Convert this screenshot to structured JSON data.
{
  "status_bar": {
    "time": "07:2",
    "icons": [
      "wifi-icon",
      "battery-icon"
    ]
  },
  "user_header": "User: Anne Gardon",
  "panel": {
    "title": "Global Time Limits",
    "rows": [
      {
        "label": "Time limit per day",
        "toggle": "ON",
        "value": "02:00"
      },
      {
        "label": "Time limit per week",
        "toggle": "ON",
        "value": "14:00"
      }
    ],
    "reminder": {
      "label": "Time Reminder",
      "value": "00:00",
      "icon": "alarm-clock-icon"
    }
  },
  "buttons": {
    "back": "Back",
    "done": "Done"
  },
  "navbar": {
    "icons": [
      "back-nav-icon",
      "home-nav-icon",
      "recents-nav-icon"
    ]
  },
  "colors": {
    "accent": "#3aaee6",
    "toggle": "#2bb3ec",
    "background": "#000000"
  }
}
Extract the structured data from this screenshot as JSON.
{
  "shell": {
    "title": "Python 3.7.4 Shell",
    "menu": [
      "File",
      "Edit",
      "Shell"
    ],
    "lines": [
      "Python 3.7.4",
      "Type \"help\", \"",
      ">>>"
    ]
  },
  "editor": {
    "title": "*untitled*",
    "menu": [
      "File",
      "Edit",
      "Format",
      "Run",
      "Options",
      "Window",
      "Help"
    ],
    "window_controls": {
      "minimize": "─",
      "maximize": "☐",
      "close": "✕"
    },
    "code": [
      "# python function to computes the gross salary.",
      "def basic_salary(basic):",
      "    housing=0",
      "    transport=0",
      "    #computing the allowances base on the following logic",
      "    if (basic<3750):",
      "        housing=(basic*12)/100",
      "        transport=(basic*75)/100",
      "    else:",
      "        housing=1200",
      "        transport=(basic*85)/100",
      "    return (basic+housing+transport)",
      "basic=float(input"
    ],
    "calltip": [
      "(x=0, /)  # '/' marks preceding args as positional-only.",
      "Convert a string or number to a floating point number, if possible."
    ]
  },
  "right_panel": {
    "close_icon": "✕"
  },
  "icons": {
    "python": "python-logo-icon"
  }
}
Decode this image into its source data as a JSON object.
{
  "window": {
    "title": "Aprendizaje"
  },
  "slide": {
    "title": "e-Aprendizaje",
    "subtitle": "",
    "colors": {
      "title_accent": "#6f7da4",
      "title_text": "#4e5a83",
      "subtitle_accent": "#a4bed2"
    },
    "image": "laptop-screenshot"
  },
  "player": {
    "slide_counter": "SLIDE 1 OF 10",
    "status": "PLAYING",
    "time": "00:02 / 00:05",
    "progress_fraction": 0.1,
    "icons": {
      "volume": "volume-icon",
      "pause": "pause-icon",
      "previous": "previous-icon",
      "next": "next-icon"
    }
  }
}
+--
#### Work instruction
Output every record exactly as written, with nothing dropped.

#### Written solution
Convert this screenshot to structured JSON data.
{
  "status_bar": {
    "time": "07:2",
    "icons": [
      "wifi-icon",
      "battery-icon"
    ]
  },
  "user_header": "User: Anne Gardon",
  "panel": {
    "title": "Global Time Limits",
    "rows": [
      {
        "label": "Time limit per day",
        "toggle": "ON",
        "value": "02:00"
      },
      {
        "label": "Time limit per week",
        "toggle": "ON",
        "value": "14:00"
      }
    ],
    "reminder": {
      "label": "Time Reminder",
      "value": "00:00",
      "icon": "alarm-clock-icon"
    }
  },
  "buttons": {
    "back": "Back",
    "done": "Done"
  },
  "navbar": {
    "icons": [
      "back-nav-icon",
      "home-nav-icon",
      "recents-nav-icon"
    ]
  },
  "colors": {
    "accent": "#3aaee6",
    "toggle": "#2bb3ec",
    "background": "#000000"
  }
}
Extract the structured data from this screenshot as JSON.
{
  "shell": {
    "title": "Python 3.7.4 Shell",
    "menu": [
      "File",
      "Edit",
      "Shell"
    ],
    "lines": [
      "Python 3.7.4",
      "Type \"help\", \"",
      ">>>"
    ]
  },
  "editor": {
    "title": "*untitled*",
    "menu": [
      "File",
      "Edit",
      "Format",
      "Run",
      "Options",
      "Window",
      "Help"
    ],
    "window_controls": {
      "minimize": "─",
      "maximize": "☐",
      "close": "✕"
    },
    "code": [
      "# python function to computes the gross salary.",
      "def basic_salary(basic):",
      "    housing=0",
      "    transport=0",
      "    #computing the allowances base on the following logic",
      "    if (basic<3750):",
      "        housing=(basic*12)/100",
      "        transport=(basic*75)/100",
      "    else:",
      "        housing=1200",
      "        transport=(basic*85)/100",
      "    return (basic+housing+transport)",
      "basic=float(input"
    ],
    "calltip": [
      "(x=0, /)  # '/' marks preceding args as positional-only.",
      "Convert a string or number to a floating point number, if possible."
    ]
  },
  "right_panel": {
    "close_icon": "✕"
  },
  "icons": {
    "python": "python-logo-icon"
  }
}
Decode this image into its source data as a JSON object.
{
  "window": {
    "title": "Aprendizaje"
  },
  "slide": {
    "title": "e-Aprendizaje",
    "subtitle": "",
    "colors": {
      "title_accent": "#6f7da4",
      "title_text": "#4e5a83",
      "subtitle_accent": "#a4bed2"
    },
    "image": "laptop-screenshot"
  },
  "player": {
    "slide_counter": "SLIDE 1 OF 10",
    "status": "PLAYING",
    "time": "00:02 / 00:05",
    "progress_fraction": 0.1,
    "icons": {
      "volume": "volume-icon",
      "pause": "pause-icon",
      "previous": "previous-icon",
      "next": "next-icon"
    }
  }
}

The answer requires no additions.